In December 2020, Los Alamos National Laboratory was named as a top company for women researchers by InHerSight, a web-based platform that collects data to measure how well companies support women employees. Taking into consideration factors like flexible work hours, maternity and adoptive leave, salary satisfaction, management opportunities for women, and female representation in leadership positions, InHerSight ranked Los Alamos second on its list of the “20 best research companies to work for” for women.

This comes on the heels of Latina Style magazine selecting the Laboratory as one of the Top 50 Best Companies for Latinas to Work for in the United States in 2020. Los Alamos placed 33rd on the list of companies, all of which were recognized for hiring and promoting high numbers of Latinas and offering mentoring and educational opportunities.
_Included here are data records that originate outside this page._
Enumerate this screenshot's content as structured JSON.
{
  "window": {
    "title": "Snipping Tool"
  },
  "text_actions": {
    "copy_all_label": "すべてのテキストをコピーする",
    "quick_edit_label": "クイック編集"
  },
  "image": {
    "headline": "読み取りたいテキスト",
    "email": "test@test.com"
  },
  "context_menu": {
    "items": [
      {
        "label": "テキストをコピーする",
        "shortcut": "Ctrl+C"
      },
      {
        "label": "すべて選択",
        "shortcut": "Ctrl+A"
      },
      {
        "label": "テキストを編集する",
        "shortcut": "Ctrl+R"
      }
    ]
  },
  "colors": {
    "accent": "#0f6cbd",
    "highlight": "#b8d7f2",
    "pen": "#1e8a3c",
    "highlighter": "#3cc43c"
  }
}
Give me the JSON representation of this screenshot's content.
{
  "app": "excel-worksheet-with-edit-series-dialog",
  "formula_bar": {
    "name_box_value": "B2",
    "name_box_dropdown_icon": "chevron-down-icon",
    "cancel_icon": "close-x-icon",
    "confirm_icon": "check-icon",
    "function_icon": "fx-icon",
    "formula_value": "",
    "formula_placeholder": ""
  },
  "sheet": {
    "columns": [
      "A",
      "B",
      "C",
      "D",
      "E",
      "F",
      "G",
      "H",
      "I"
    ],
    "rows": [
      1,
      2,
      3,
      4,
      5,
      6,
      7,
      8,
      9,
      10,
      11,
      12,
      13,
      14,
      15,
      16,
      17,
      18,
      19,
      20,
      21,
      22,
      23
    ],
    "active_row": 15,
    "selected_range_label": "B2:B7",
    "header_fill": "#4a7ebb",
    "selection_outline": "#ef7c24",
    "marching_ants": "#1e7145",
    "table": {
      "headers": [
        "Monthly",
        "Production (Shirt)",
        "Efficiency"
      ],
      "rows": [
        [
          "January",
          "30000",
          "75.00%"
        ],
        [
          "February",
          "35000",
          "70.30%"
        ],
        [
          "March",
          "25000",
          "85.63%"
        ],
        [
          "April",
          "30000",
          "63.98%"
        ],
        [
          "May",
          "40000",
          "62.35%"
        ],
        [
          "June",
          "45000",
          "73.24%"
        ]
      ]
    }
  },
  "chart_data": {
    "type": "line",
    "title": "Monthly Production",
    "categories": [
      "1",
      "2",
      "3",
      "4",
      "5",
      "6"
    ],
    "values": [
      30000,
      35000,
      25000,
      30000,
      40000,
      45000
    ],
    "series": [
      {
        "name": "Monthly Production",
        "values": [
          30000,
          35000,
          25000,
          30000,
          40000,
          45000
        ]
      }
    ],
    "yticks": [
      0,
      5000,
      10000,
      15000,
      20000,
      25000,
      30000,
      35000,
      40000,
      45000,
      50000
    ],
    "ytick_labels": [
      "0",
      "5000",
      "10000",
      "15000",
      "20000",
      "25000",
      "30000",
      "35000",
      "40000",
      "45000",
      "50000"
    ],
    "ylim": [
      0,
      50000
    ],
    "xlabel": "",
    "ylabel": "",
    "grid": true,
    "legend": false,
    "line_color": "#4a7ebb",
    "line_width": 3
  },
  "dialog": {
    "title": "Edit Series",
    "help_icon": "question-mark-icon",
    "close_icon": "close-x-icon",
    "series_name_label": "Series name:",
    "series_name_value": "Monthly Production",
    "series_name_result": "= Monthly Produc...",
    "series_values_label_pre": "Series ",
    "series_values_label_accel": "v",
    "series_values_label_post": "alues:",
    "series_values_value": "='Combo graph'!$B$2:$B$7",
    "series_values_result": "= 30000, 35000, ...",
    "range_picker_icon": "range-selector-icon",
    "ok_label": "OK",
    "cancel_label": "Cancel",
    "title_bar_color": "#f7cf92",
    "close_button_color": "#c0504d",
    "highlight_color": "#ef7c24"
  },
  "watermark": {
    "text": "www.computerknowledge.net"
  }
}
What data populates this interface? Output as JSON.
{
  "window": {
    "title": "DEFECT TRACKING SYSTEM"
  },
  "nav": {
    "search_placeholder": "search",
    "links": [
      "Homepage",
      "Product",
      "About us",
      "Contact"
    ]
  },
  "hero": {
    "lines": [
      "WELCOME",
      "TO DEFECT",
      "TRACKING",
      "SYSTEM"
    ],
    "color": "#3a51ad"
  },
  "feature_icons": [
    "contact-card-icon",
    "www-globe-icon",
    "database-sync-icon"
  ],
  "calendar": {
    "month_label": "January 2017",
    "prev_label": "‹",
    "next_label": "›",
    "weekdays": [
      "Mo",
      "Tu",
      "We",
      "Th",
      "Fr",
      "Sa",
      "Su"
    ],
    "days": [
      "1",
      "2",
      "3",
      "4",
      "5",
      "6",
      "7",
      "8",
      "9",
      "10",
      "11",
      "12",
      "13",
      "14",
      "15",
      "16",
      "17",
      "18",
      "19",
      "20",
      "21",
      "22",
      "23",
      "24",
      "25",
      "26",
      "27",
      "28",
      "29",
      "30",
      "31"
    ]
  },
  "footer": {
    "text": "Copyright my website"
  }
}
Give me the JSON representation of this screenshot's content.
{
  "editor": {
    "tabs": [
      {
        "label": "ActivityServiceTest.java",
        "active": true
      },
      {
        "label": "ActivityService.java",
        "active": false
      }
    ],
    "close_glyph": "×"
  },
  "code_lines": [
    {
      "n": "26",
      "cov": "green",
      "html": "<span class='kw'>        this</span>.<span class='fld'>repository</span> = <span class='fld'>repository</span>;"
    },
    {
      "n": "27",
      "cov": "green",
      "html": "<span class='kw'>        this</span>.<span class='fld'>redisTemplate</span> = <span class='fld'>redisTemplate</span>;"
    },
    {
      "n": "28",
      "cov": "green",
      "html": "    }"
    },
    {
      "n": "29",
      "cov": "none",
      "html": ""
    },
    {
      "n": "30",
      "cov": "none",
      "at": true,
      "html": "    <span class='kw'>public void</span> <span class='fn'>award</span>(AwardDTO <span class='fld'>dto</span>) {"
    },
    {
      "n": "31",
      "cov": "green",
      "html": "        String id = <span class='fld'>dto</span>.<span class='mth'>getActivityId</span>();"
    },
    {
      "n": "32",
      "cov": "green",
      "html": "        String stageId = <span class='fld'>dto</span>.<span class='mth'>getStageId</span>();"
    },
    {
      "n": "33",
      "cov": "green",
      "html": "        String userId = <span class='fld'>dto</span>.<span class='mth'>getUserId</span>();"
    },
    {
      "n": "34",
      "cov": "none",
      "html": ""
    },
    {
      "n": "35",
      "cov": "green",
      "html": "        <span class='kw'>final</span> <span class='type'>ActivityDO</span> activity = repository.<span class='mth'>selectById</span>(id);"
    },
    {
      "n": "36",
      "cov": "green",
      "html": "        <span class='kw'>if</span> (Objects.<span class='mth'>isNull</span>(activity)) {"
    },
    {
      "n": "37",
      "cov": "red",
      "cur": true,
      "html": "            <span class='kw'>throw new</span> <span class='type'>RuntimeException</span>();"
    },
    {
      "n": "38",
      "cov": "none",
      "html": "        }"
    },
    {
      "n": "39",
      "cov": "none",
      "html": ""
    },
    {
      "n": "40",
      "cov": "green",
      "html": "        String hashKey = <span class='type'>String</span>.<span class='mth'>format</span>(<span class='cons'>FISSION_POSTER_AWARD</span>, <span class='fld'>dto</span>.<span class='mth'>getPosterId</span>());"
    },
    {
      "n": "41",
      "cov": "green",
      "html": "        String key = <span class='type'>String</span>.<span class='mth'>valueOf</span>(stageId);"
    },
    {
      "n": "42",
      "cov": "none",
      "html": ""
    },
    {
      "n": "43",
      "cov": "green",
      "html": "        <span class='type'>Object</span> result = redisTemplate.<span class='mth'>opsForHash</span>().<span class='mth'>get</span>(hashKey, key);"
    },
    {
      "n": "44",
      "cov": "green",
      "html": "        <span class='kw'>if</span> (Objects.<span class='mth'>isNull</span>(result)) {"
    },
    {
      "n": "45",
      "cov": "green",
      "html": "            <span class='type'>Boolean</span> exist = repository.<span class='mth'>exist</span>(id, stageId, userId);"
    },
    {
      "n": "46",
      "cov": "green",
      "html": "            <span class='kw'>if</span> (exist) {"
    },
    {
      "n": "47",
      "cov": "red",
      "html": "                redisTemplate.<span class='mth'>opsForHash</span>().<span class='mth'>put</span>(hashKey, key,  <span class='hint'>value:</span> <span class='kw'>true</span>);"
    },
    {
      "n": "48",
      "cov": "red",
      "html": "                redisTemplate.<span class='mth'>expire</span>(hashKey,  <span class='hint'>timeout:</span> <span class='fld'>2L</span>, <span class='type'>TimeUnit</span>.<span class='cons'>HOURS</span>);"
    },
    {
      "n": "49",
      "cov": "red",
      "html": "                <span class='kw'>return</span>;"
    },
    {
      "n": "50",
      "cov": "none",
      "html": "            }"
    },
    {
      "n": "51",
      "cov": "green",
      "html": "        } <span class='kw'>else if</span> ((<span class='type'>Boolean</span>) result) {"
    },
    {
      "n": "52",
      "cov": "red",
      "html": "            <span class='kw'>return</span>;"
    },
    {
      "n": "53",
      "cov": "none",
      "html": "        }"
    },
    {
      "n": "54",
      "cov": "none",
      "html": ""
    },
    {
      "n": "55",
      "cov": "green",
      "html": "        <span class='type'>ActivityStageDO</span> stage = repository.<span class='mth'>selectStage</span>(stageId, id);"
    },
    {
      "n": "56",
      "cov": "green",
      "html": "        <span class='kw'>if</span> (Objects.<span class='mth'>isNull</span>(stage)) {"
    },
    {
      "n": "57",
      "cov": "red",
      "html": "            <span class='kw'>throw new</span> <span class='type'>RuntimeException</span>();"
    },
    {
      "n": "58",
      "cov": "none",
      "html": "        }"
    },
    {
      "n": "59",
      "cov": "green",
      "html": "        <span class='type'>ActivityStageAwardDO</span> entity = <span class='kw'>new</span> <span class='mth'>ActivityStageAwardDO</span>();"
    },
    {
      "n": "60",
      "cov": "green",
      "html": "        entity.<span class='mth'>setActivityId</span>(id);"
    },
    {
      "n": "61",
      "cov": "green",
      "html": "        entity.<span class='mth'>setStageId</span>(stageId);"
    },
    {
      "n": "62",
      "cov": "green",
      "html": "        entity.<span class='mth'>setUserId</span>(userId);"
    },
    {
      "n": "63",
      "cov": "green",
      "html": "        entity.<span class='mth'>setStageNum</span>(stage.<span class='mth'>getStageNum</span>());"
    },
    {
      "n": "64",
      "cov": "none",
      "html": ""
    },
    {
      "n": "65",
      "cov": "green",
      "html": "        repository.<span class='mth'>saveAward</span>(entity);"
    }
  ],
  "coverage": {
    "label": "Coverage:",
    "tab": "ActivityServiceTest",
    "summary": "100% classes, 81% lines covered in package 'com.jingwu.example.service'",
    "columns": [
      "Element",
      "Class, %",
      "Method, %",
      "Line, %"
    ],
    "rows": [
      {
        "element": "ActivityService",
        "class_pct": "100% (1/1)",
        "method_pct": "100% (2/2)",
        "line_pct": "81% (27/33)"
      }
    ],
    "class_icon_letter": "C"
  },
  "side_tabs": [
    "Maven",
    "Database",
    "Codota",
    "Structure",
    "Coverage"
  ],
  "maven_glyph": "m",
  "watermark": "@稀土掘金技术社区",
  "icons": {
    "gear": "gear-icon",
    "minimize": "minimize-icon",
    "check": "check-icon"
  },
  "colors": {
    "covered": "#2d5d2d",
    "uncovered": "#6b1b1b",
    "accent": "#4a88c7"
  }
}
While the Laboratory welcomes these accolades, individual experiences will vary and the Laboratory must continually strive for a fair, diverse, and supportive workplace. That being said, we have come a long way. To glimpse how things have changed for women at the Lab, read “Her-story,” which highlights some of the Laboratory’s trailblazing women since its inception in 1943.

In October 1992, the United States entered a moratorium on further testing of nuclear weapons. Thus began the era of science-based Stockpile Stewardship, a program to ensure a high level of confidence in the safety and reliability of stockpiled nuclear weapons, including the conduct of a broad range of effective and continuing experimental programs and the development of significant modeling capabilities with modern‑day supercomputing. In "Bridging Divider," four women share their experiences of transitioning to stockpile stewardship.

And in "Women of weapons science," you can meet 40 women who continue that stockpile stewardship work today. These women are welders, engineers, managers, and everything in between. Some have worked at the Laboratory for only a couple years, others have spent decades here. All of them are inspired and motivated by the Lab’s national security mission. As one woman— engineer Anna Maria Vigil—said, “Being a tiny, tiny part of something that makes such a difference on a larger scale—national security—is extremely fascinating, rewarding, and, of course, pretty cool.”

As you’ll read in this profile of Nancy Jo Nicholas (head of Global Security at Los Alamos) and in this Q&A with Lisa Gordon-Hagerty, (former administrator of the National Nuclear Security Administration [NNSA]), this mission transcends the Lab’s Weapons program and reaches all corners of not just the Lab but also the entire NNSA enterprise. “We have a mission and an obligation in NNSA to execute vitally important missions that are truly one of a kind,” Gordon-Hagerty says. “There’s nothing the dedicated men and women of the NNSA labs, plants, and sites can’t take on and manage to be successful at.” 


A man.

John Scott